The two main methods for repairing microtia depend upon the material used for the ear framework. One method uses a living sculpture from the patient’s own tissues (rib cartilage) and the other uses a framework of firm artificial plastic. This spells out the main difference between the two techniques: one type of ear is created from your own bodily tissues whereas the other is an ear of foreign material. (See “History of Auricular Reconstruction” in the web site.)
11. Does a surgically constructed ear grow, or do you have to rebuild the ear again when the child grows up?
Ears created from the person’s own rib cartilage are alive and actually grow with the child (see Fig. 7). Ear frameworks made from artificial, plastic and synthetic materials obviously can’t grow because they are not alive.
12. What are the advantages of correcting microtia with living tissue?
The advantage of correcting microtia with one’s own tissue is obvious. The new ear is sculpted from the patient’s own cartilage and skin and therefore is alive, grows with a child, and heals without problems. This allows a person to resume normal sports, swimming, and PE activities 4-6 weeks after surgery with no particular concerns. I have reconstructed ears for more than 1,500 patients with microtia and have followed a number of them for more than 20 years. Ears constructed by this method retain their form and have withstood the test of time—they should last a lifetime (see Fig.25 in the “Long-Term Results” section of the web site).
13. Are there limitations of sports activities that patients can perform after microtia repair?
Basically, there are no limitations on activities. As stated above, because these ears are constructed from living tissue, I permit the microtia patient to participate in sports and swimming 5 weeks after surgery with no particular extra protection to the ear (or chest). During the years I have seen ears constructed from rib cartilage survive from every type of trauma imaginable. I ascribe this to the fact that they are living sculptures. (See “Durability of Constructed Auricles” in the web site.)
14. How much discomfort is there when using rib cartilage to reconstruct ears in children?

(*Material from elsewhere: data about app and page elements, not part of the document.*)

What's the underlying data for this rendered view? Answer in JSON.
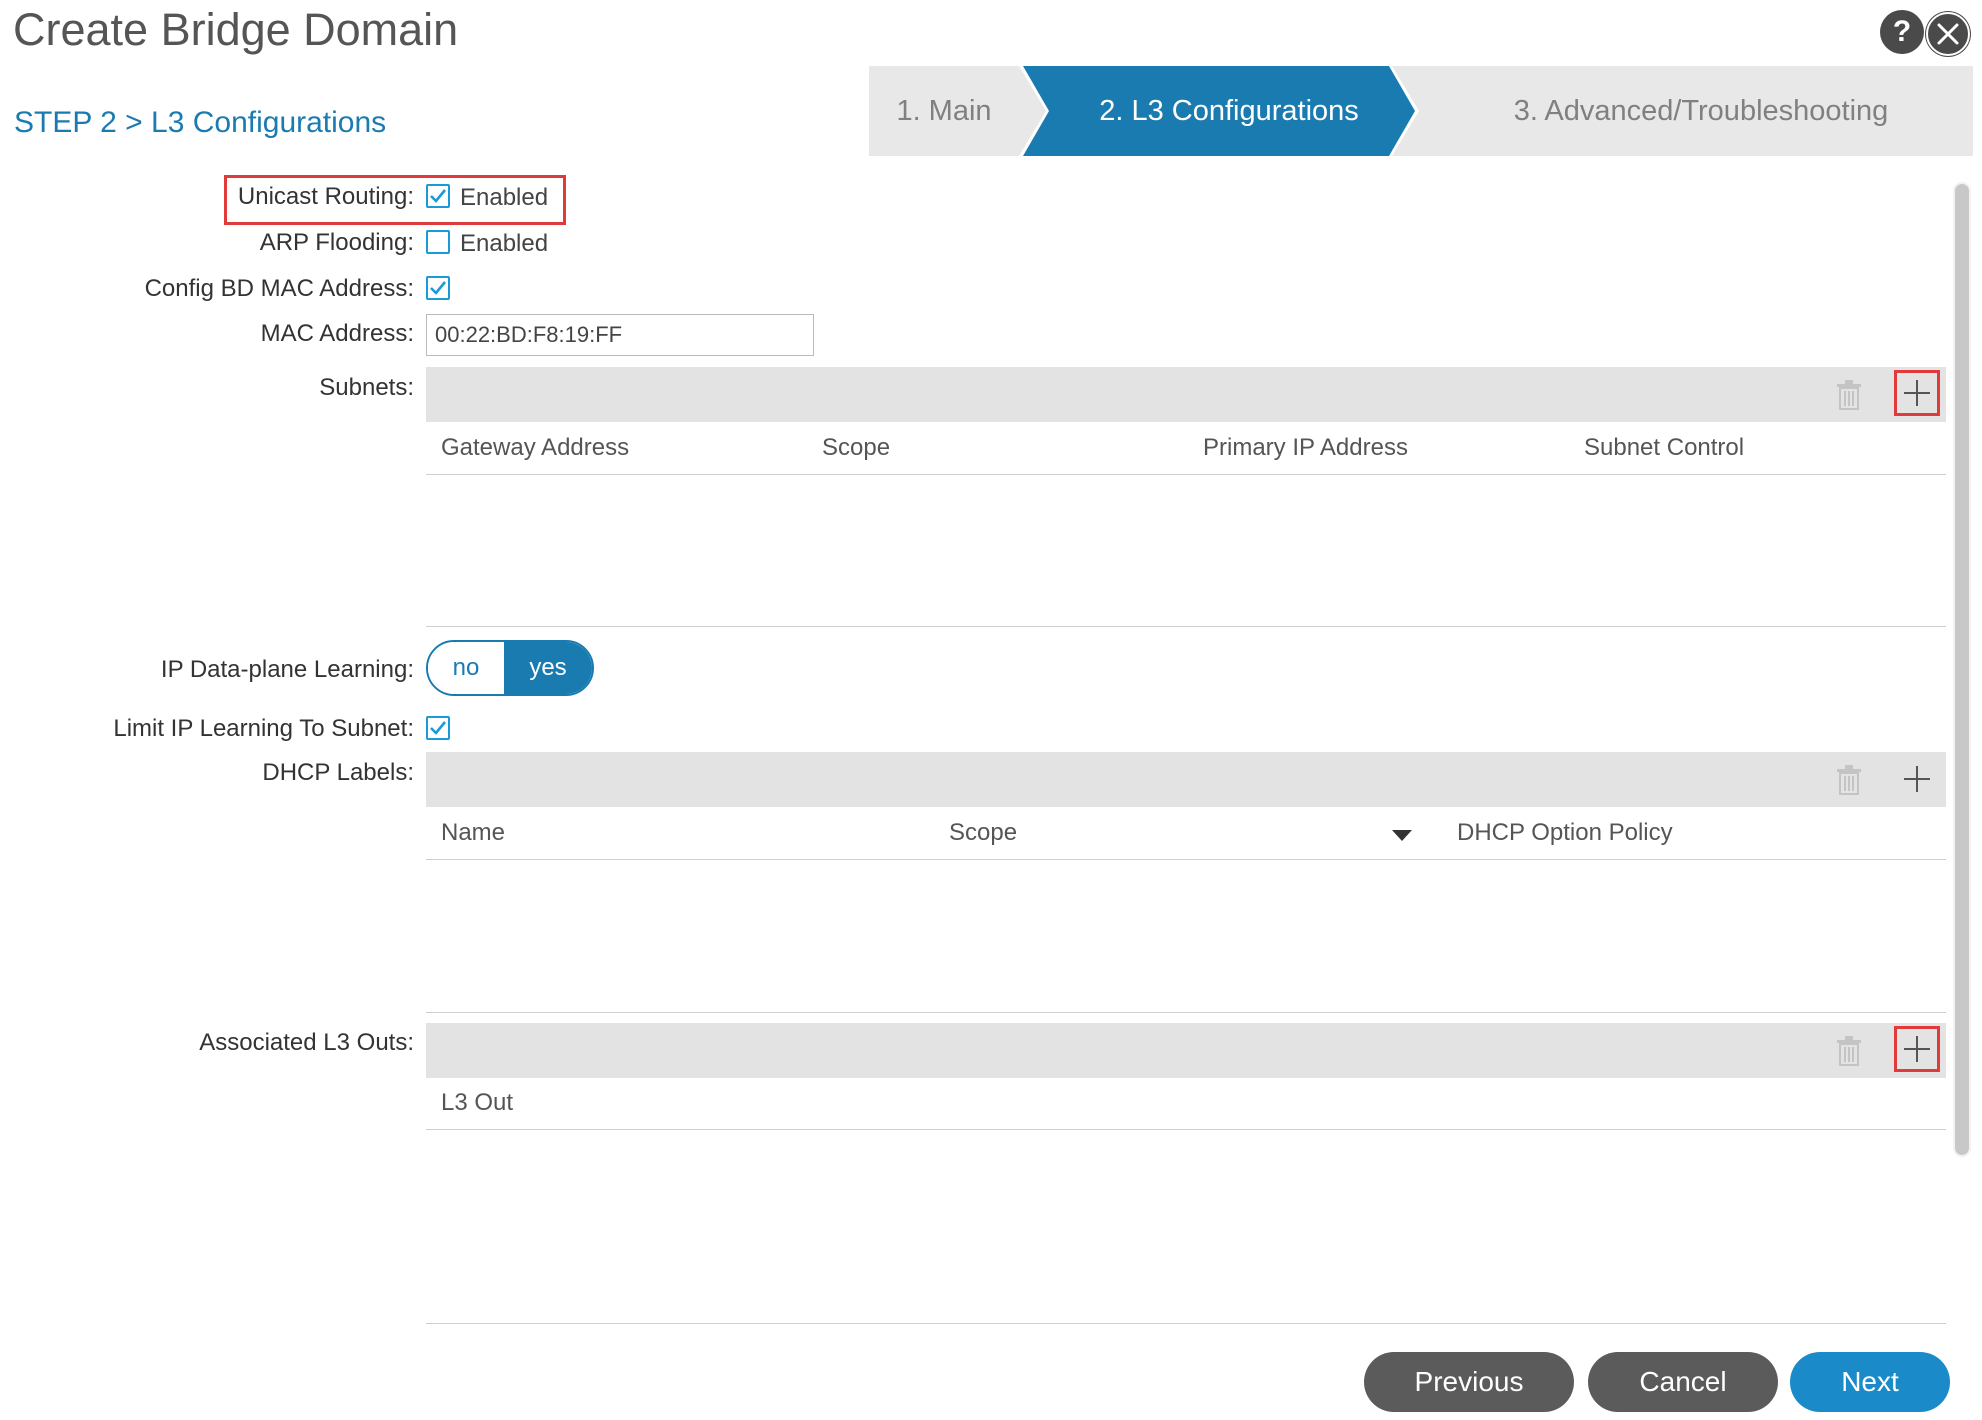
{
  "dialog": {
    "title": "Create Bridge Domain",
    "step_label": "STEP 2 > L3 Configurations"
  },
  "header_icons": {
    "help": "?",
    "close": "✕"
  },
  "wizard": {
    "steps": [
      {
        "label": "1. Main"
      },
      {
        "label": "2. L3 Configurations"
      },
      {
        "label": "3. Advanced/Troubleshooting"
      }
    ],
    "active_index": 1
  },
  "form": {
    "unicast_routing": {
      "label": "Unicast Routing:",
      "text": "Enabled",
      "checked": true
    },
    "arp_flooding": {
      "label": "ARP Flooding:",
      "text": "Enabled",
      "checked": false
    },
    "config_bd_mac": {
      "label": "Config BD MAC Address:",
      "checked": true
    },
    "mac_address": {
      "label": "MAC Address:",
      "value": "00:22:BD:F8:19:FF"
    },
    "subnets": {
      "label": "Subnets:",
      "columns": [
        "Gateway Address",
        "Scope",
        "Primary IP Address",
        "Subnet Control"
      ]
    },
    "ip_dataplane_learning": {
      "label": "IP Data-plane Learning:",
      "no": "no",
      "yes": "yes",
      "selected": "yes"
    },
    "limit_ip_learning": {
      "label": "Limit IP Learning To Subnet:",
      "checked": true
    },
    "dhcp_labels": {
      "label": "DHCP Labels:",
      "columns": [
        "Name",
        "Scope",
        "DHCP Option Policy"
      ]
    },
    "l3_outs": {
      "label": "Associated L3 Outs:",
      "columns": [
        "L3 Out"
      ]
    }
  },
  "footer": {
    "previous": "Previous",
    "cancel": "Cancel",
    "next": "Next"
  },
  "colors": {
    "accent": "#1a7bb0",
    "checkbox": "#1a9ad6",
    "highlight": "#e03a3a",
    "button_gray": "#5b5b5b",
    "button_blue": "#1a8bc8"
  }
}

The chest discomfort is handled well with intravenous medications during their one overnight stay (23 hours), and the ear doesn’t bother the child much at all. The morning after the rib cartilage operation, the child leaves the facility with a bottle of Tylenol and codeine syrup, which is required only on an “as-needed” basis for just a few days. There is little if any postoperative discomfort with the subsequent surgical stages, that, of course, only involve the ear itself. These are all done on an outpatient basis.
15. Can one use the mother’s rib cartilage or tissue from another person or animal? Surgeons do kidney, heart, and liver transplants; why not cartilage transplants?
Because tissue other than your own is a “foreign material,” to ensure success of organ transplants, a patient is required to take special drugs for the rest of his/her life to prevent rejection of those organs. These drugs have some serious side effects which are justifiable for a vital organ that one can’t live without such as a heart or a kidney, but unacceptable for a foreign cartilage transplant when I can instead harvest cartilage from the microtia patient’s own body in 20 minutes and sculpt it into a new ear in another 30 minutes. This makes foreign materials unnecessary
Quoted from Dr Burt Brents homepage www.microtia.us.com